To illustrate this highest skill, and also the subjective nature of such compilation, I will give you two different entries for the same narrative thread in one biography: that of Samuel PEPYS. This, recall, is told in the first person; the indexer is interpreting Pepys's own version of events for third parties. I will not read the text this time; the indexes make all clear.

In the index to H. B. Wheatley's 9-volume edition of Pepys diary, of 1914, we find:

Willet (Deb), Mrs. Pepys's new girl, arrives; taken to Brampton; Mrs Pepys is jealous of her; Pepys kisses her; combs Pepys's hair; her birthplace at Bristol; Mrs. Pepys catches Samuel embracing her; Pepys discharges her, and advises her never to see him again; her aunt.
Then, {alluded to} [ten lines of page numbers]

70 years later, the Wheatley award for 1983 went to Robert Latham for his index to his 11-volume edition of the diary. He gave `WILLET, Deb, companion to EP' (Elizabeth Pepys) a fuller, franker treatment divided into 4 paragraphs -APPEARANCE: AS EP'S COMPANION: P'S AFFAIR WITH: and SOCIAL.

under P'S AFFAIR WITH in Latham's index come -

P pleased with; EP jealous; P kisses; caresses; discovered by EP; her rage and P's guilt; P fears she must leave; is prevented from seeing; her confession; and dismissal; P searches for; EP threatens to slit her nose; P never to see again; ... sees in street; EP makes jealous scenes; threatens him with hot tongs; he meets by chance; ... winks at P in street; moves to Greenwich ...

Those are two quite different index entries for exactly the same text. But we cannot suggest that either is wrong: the first is endorsed by `the father of indexing', Wheatley himself; the second won the award bestowed in Wheatley's name! The devising of subheadings for biographies is a subjective, not standardised, matter.

Fourthly, there is the arrangement of these long sequences of subheadings. Computers can arrange them for indexers in alphabetical order or by page number. Neither is appropriate for indexes to biographies, where subheadings must be arranged chronologically or in some logical, ad hoc system, as in Latham's index to Pepys. A. S. Byatt writes, "The biographer, Jenny Uglow, speaks with pleasure of good chronological guides to lives, to be found within indexes, and the sheer unuseful irritation produced by rendering these subentries in alphabetical form -- beginning with `Aunt Amy's visit' not because it came early, but because it begins with A".[4] That is what relying on a computer to arrange subheadings in a biography will do for you. For the arrangement of their subheadings, indexers of biographies are denied this automatic aid to indexing.

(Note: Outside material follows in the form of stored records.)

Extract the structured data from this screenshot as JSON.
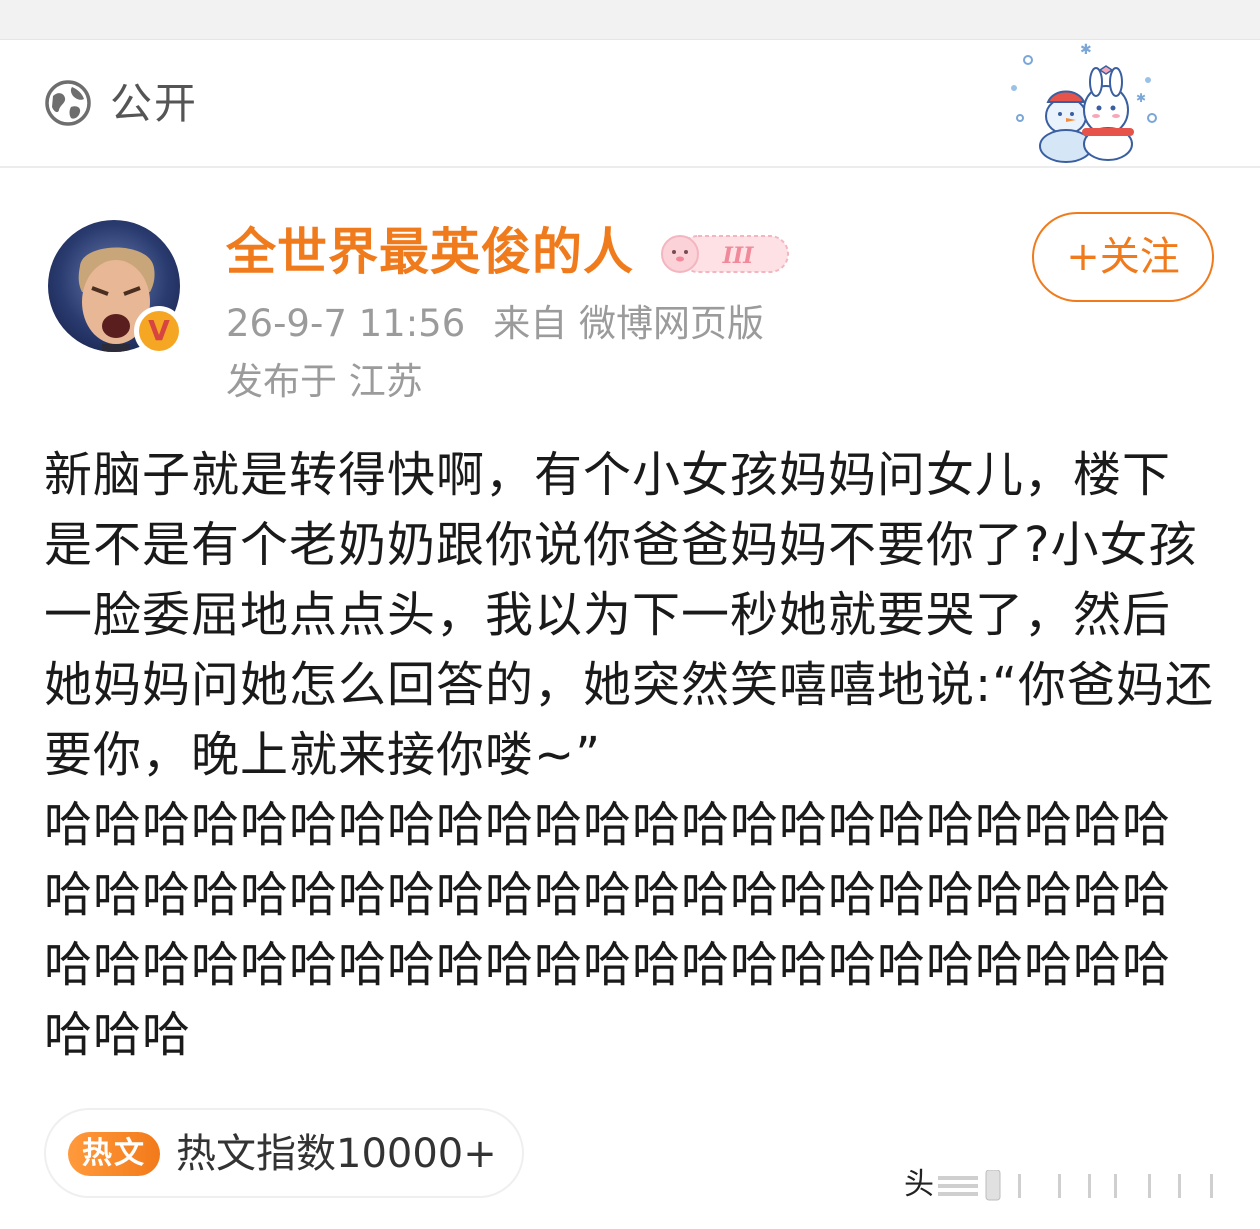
{
  "visibility": {
    "icon": "globe-icon",
    "label": "公开"
  },
  "post": {
    "author": {
      "name": "全世界最英俊的人",
      "verified_badge": "V",
      "level_badge_text": "III"
    },
    "meta": {
      "time": "26-9-7 11:56",
      "source": "来自 微博网页版",
      "location": "发布于 江苏"
    },
    "follow_label": "+关注",
    "content": "新脑子就是转得快啊，有个小女孩妈妈问女儿，楼下是不是有个老奶奶跟你说你爸爸妈妈不要你了?小女孩一脸委屈地点点头，我以为下一秒她就要哭了，然后她妈妈问她怎么回答的，她突然笑嘻嘻地说:“你爸妈还要你，晚上就来接你喽~”\n哈哈哈哈哈哈哈哈哈哈哈哈哈哈哈哈哈哈哈哈哈哈哈哈哈哈哈哈哈哈哈哈哈哈哈哈哈哈哈哈哈哈哈哈哈哈哈哈哈哈哈哈哈哈哈哈哈哈哈哈哈哈哈哈哈哈哈哈哈哈哈哈",
    "hot": {
      "tag": "热文",
      "text": "热文指数10000+"
    }
  },
  "watermark": {
    "text": "头"
  },
  "colors": {
    "accent": "#f07b1d",
    "meta_gray": "#9b9b9b",
    "body_text": "#1a1a1a"
  }
}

And of course, for biographies, there is the problem of many minor mentions. Minor characters, relations or long-term friends or colleagues of the main character, may appear recurrently in the book, merely mentioned as constantly there in the background. The indexer must choose between omitting all these, giving them a false impression of significance by according them subheadings, or letting them honestly appear as an unqualified list of minor mentions - and be open to censure by index judges.

There has been much dispute on Index-L, the indexers' email discussion group, as to whether indexes are `compiled' or `written', as Nancy Mulvany asserts. I would say there is no doubt: indexes to dry texts, text books, special subjects, are compiled; indexes to soft texts, biographies, are written.

Finally, let me quote Richard Abel, `Measuring the value of books' in LOGOS:[5]

"Biographies and autobiographies, when composed, published and sold in keeping with the traditional canons of sound judgement, have been, and remain, among the crown jewels of the book trade."

And, despite these five most particular problems, they are great fun to index.


1. Holmstrom, J. Edwin. The indexing of scientific books. The Indexer 4 (4) Autumn 1965, 123-131.
2. Coates, E. J. Scientific and technical indexing. The Indexer 5 (1) Spring 1966, 27-34.
3. E. S. de Beer, `The larger index', The Journal of Documentation, March 1956, page 1.
4. A. S. Byatt. Foreword to Hazel K. Bell, Indexers and indexes in fact and fiction, British Library/University of Toronto Press, 2001
5. Richard Abel, `Measuring the value of books'. LOGOS 1, 1993, 36-44

by Hazel K. Bell, in Managing Information Vol. 8 No. 9 November, pp 64-5